Data to process.
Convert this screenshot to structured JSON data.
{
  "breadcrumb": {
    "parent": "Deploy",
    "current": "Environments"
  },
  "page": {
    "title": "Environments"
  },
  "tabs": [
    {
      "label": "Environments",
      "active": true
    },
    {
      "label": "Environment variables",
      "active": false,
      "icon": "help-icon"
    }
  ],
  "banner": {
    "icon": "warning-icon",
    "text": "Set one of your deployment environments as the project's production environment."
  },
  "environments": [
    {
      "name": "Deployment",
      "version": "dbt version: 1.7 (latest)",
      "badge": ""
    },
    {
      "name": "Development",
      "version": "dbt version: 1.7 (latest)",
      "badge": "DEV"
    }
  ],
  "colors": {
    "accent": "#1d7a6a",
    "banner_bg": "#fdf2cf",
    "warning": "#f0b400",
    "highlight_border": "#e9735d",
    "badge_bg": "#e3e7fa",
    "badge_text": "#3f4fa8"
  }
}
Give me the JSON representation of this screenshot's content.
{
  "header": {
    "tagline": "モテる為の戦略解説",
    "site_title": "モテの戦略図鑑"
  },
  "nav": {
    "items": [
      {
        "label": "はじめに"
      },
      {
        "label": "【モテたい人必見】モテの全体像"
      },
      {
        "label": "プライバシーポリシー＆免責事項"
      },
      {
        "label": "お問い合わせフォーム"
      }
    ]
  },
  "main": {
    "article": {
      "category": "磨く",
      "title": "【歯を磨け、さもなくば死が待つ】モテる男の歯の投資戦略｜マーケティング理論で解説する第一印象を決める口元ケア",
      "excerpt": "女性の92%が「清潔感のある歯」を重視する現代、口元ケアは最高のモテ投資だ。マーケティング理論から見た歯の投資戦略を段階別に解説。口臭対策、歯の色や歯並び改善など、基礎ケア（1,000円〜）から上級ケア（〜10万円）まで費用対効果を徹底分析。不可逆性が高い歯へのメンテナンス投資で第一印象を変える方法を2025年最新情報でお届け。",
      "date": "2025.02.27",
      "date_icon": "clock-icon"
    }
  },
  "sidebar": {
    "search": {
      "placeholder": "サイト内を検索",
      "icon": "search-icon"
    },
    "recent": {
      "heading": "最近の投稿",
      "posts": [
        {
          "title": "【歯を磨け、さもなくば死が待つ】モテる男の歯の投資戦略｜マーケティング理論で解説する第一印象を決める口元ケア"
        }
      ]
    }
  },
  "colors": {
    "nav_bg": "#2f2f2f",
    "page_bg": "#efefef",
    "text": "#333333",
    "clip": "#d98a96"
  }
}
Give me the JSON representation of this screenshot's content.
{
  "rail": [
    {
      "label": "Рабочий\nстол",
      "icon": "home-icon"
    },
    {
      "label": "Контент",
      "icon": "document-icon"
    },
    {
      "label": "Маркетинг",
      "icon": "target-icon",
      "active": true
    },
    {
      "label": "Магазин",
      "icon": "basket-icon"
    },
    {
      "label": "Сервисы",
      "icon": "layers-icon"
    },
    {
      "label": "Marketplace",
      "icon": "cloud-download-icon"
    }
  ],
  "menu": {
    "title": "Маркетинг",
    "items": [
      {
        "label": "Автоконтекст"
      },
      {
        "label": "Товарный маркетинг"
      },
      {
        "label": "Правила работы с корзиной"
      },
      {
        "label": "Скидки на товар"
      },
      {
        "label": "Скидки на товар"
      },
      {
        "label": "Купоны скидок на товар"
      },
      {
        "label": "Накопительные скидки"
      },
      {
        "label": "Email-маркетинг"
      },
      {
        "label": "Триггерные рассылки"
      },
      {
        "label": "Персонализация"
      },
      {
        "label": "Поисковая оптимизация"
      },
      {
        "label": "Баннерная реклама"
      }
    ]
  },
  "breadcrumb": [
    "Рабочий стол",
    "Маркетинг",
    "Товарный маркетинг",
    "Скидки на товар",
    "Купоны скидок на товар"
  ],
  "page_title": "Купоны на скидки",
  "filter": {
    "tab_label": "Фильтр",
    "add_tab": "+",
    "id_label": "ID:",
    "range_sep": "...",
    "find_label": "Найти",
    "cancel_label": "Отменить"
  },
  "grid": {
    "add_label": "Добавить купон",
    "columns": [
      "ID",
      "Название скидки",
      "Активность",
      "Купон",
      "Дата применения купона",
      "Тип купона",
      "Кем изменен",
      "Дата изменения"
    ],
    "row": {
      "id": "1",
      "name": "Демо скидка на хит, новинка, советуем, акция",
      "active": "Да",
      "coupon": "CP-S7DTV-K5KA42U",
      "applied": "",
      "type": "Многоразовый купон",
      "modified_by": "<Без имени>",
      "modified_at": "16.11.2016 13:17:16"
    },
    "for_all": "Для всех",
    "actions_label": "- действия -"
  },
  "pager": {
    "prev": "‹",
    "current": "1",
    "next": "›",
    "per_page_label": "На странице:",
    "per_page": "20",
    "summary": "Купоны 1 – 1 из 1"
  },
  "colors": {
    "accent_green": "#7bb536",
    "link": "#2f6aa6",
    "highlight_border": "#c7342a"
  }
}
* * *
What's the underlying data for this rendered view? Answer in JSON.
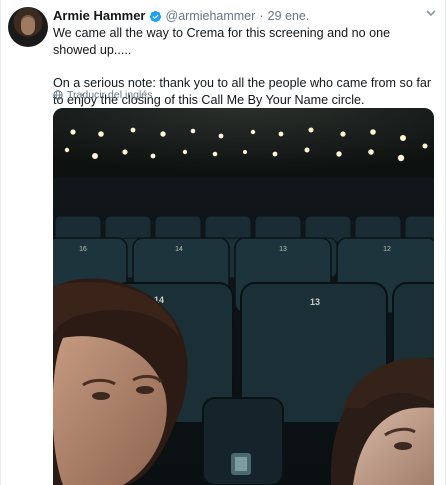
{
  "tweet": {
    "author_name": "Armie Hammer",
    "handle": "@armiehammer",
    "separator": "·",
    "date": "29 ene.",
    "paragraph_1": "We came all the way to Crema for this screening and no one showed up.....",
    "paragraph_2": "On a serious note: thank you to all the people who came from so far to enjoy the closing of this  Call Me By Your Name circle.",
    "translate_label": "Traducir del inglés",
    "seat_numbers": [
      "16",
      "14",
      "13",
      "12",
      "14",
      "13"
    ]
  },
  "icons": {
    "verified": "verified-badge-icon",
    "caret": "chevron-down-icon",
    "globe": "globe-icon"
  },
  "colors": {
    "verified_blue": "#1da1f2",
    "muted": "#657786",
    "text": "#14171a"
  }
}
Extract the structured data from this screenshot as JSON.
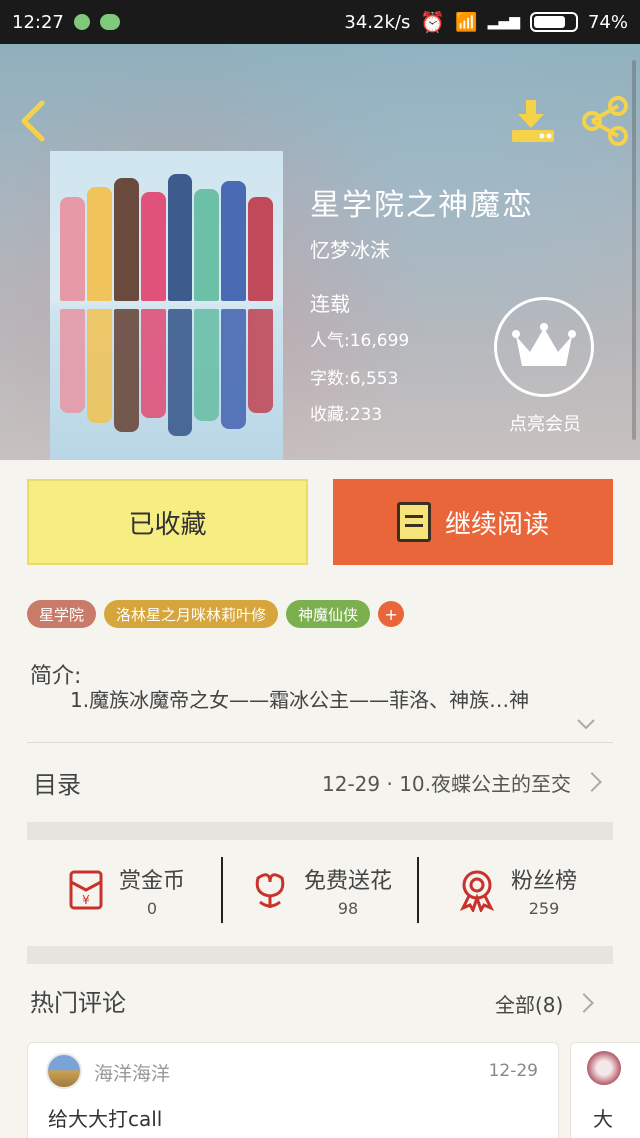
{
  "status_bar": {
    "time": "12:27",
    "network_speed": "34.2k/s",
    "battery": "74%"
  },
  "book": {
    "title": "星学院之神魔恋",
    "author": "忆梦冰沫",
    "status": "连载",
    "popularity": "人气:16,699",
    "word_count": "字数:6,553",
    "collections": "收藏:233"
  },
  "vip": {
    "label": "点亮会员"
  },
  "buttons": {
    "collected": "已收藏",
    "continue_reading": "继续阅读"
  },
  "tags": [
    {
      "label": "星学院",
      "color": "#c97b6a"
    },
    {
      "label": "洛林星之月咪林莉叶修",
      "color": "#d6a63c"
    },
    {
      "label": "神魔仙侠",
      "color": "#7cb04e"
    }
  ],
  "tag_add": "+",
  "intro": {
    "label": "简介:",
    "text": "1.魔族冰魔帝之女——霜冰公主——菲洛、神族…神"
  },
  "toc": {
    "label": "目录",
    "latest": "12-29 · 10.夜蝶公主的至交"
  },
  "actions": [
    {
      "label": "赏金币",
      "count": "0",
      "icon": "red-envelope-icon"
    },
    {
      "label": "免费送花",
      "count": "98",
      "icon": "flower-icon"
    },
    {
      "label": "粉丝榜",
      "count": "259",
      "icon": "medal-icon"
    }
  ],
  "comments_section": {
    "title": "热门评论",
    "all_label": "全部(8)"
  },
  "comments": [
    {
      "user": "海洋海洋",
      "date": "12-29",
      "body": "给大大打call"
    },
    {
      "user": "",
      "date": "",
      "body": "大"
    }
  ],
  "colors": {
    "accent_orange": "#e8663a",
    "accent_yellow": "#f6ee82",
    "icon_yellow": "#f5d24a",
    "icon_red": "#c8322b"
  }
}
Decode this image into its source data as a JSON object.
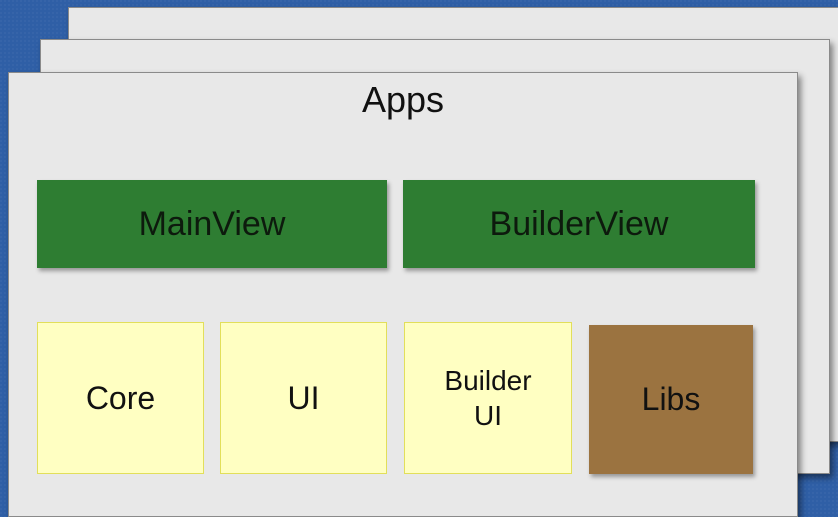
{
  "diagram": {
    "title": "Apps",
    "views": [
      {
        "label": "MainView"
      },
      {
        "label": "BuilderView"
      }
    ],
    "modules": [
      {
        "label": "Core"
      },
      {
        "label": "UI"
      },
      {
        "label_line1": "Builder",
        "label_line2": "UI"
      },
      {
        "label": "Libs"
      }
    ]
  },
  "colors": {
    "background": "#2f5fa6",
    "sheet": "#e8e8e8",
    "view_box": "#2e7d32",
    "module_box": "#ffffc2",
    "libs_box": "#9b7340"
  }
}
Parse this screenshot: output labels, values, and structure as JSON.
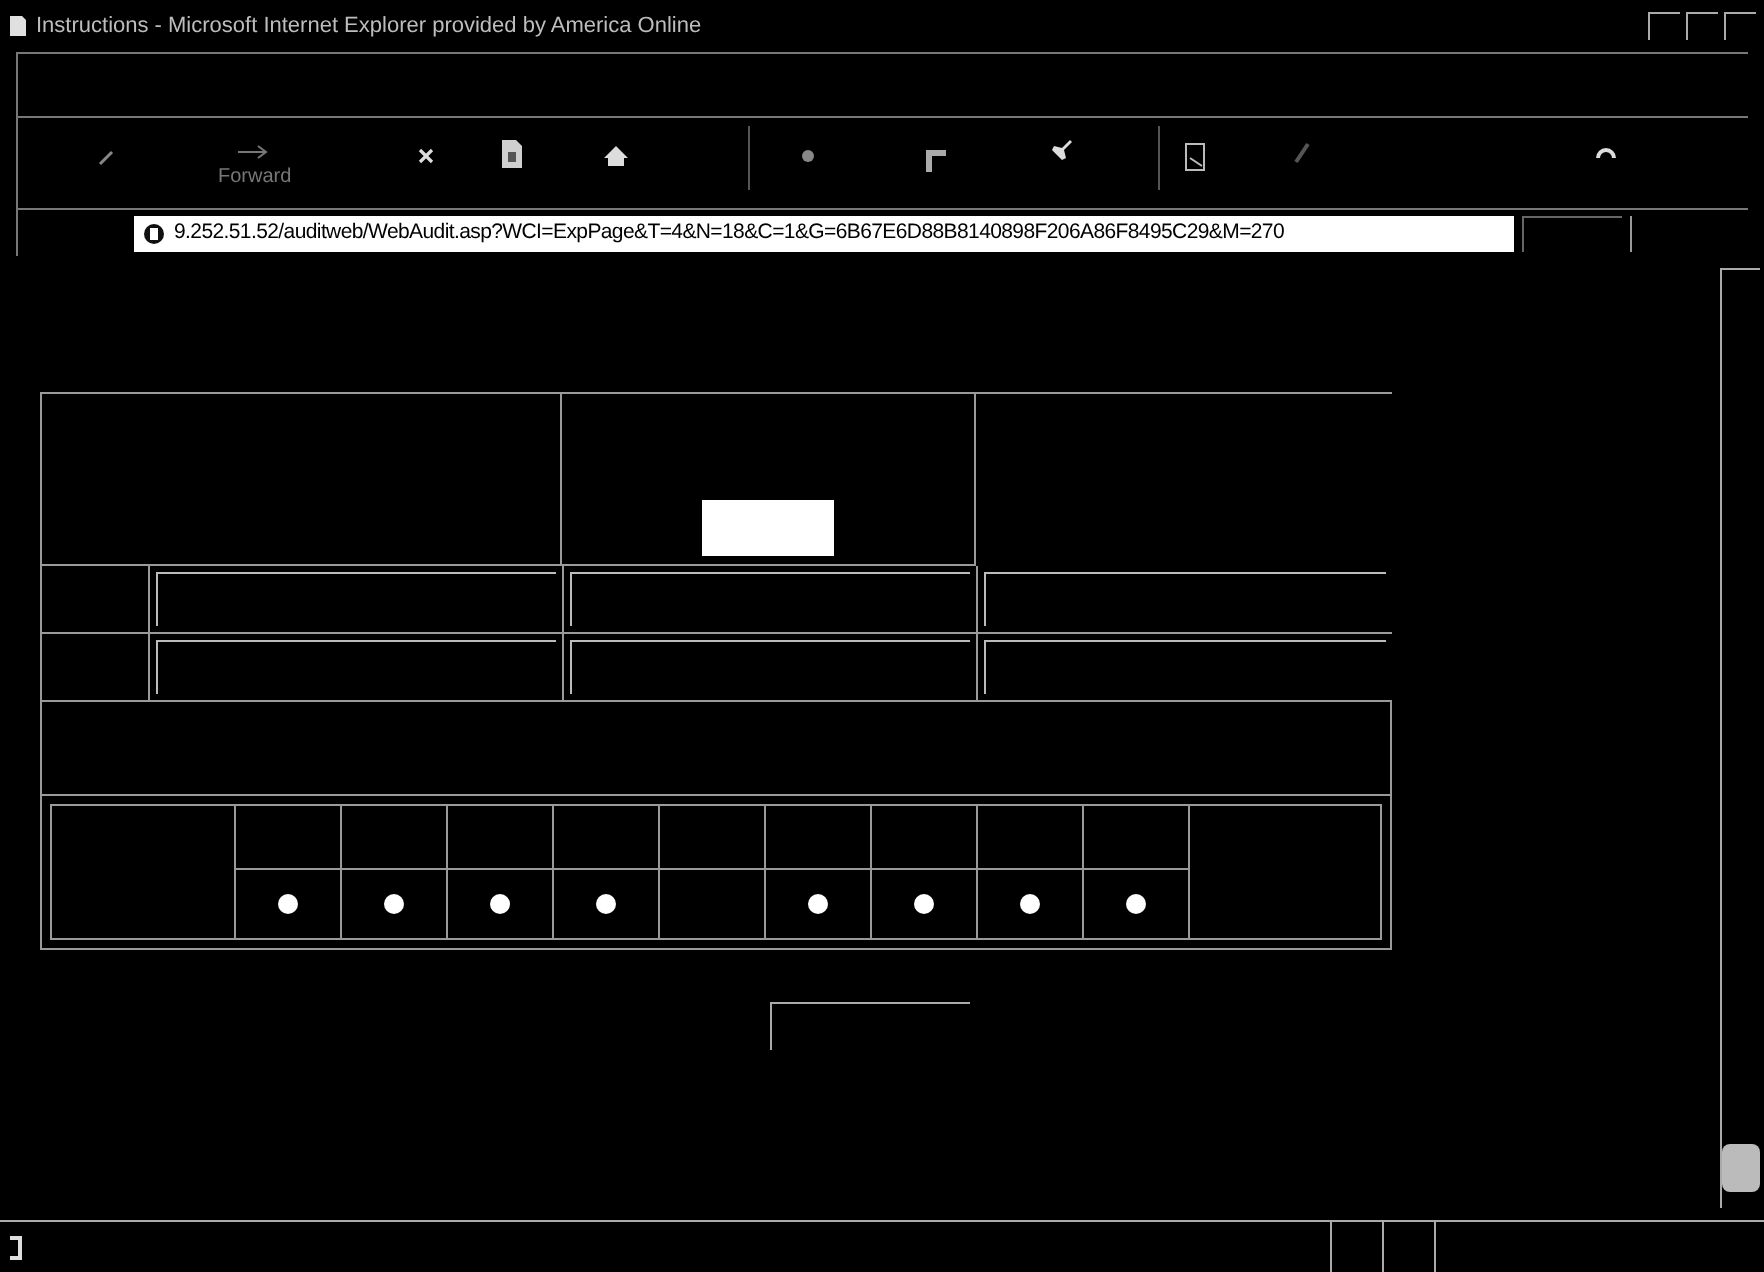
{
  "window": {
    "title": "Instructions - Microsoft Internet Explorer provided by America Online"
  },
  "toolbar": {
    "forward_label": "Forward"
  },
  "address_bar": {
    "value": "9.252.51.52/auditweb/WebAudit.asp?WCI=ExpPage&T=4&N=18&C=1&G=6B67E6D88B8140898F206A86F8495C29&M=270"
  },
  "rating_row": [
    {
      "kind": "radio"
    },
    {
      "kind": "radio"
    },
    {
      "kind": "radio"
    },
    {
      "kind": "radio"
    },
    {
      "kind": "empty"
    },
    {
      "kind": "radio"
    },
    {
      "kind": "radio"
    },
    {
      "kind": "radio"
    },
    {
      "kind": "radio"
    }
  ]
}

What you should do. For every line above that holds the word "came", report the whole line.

Answer for the task.
    "paragraph_1": "We came all the way to Crema for this screening and no one showed up.....",
    "paragraph_2": "On a serious note: thank you to all the people who came from so far to enjoy the closing of this  Call Me By Your Name circle.",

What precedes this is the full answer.